When Firaxis brought back the venerable XCOM series from the dead nobody could have predicted how damn good it would be, its turned-based tactical mayhem creating a palpable sense of tension. It was difficult, too, demanding that you contemplate every move or else lose your soldiers forever. XCOM 2 had a rough launch, but it still managed to improve on Enemy Unknown, refining various parts of the core gameplay. Unsurprisingly several companies have attempted to leap onto the bandwagon. Shock Tactics happens to be the latest game trying to capture the magic of yelling at virtual soldiers because they missed a 90% chance to hit. It’s also not that good.

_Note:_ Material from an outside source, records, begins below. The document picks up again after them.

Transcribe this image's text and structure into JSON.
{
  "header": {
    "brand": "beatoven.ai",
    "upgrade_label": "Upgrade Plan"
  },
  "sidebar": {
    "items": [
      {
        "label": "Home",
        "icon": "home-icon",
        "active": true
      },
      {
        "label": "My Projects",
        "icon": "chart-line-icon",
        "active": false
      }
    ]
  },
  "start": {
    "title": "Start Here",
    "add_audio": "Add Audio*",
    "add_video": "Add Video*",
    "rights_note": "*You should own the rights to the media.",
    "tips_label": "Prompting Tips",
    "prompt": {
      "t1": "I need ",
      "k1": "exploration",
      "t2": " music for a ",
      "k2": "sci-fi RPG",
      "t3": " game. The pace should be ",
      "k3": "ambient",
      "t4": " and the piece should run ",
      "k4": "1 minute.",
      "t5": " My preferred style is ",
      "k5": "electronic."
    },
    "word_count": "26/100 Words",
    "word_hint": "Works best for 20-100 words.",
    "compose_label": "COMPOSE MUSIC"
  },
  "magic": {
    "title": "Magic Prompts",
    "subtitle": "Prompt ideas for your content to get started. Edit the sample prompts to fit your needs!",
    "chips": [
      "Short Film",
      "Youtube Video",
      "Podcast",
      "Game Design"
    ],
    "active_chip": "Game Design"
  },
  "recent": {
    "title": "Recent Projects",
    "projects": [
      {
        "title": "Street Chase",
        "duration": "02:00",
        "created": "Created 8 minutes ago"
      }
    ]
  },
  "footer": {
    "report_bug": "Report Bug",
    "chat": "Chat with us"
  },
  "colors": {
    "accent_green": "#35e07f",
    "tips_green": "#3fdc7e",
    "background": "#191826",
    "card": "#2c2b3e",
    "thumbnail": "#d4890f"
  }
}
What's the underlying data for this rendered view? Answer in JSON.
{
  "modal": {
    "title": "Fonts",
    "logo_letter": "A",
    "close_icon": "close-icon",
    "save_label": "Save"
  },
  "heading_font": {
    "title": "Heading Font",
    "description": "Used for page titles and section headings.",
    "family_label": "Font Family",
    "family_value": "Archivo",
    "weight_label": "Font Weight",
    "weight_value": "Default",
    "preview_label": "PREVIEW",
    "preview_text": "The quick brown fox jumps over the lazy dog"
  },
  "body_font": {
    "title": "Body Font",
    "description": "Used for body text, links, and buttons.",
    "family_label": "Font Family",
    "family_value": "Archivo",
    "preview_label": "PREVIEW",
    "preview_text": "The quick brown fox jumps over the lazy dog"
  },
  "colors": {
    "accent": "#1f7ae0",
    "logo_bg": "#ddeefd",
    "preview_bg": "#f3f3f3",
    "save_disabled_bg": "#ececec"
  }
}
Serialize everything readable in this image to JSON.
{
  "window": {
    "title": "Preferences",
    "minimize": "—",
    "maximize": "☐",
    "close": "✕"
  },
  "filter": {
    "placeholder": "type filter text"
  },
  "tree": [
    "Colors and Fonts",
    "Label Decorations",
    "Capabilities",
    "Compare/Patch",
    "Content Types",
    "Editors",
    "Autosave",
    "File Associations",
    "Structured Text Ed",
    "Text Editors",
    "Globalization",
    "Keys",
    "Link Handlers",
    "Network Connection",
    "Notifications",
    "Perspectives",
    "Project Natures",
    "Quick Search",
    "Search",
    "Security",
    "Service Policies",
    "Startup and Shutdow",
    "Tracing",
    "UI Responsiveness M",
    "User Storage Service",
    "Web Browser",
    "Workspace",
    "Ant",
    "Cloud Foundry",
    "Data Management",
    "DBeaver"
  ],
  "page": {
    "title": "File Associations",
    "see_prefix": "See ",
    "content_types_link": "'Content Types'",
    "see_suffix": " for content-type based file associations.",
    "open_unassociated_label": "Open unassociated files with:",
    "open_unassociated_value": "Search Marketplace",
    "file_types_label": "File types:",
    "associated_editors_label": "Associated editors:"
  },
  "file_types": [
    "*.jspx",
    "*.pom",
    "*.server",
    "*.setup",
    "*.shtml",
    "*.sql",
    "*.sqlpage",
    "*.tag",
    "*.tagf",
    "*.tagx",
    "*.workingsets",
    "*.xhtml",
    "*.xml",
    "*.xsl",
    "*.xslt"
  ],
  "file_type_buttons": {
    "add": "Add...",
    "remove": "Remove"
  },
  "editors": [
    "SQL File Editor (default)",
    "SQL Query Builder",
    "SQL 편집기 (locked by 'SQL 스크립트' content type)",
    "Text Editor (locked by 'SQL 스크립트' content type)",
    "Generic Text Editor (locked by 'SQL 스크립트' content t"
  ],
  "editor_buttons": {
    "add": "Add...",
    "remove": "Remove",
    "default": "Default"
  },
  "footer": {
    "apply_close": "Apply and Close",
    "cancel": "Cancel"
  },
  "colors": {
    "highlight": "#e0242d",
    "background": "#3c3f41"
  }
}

From the screenshots Urban Empire presents itself as a city builder in the vein of Cities Skylines, but in reality it’s more a political game infused with the story of your chosen family through their decades of rule. The actual city construction and management is quite light compared to other games, and thus a lot of Urban Empire is waiting around for your city to grow. Arguably it’s too simple, its lack of precise control and more in-depth options making it feel as though you’re merely poking the city from time to time with a large stick from a great distance while arguing with a bunch of people about poking it again.
Right now the human race is pondering ways of achieving ways to leave our solar system and colonize other planets. Theories on how to terraform Mars or to set up a base on the moon are thrown around constantly. Despite the fact that we’ve yet to sort out our own planet, we already want to travel through space and seek out new planets and life. Stellaris, the new strategy game from genre veteran Paradox, lets you take control of humans or an alien race who embarking on their first forays into the universe, guiding them through the process of setting up a galactic empire, building a military, colonizing new planets, researching powerful technology, handling diplomacy and declaring way. It’s big and flawed and sometimes ugly, but at its core Stellaris is a compelling experience.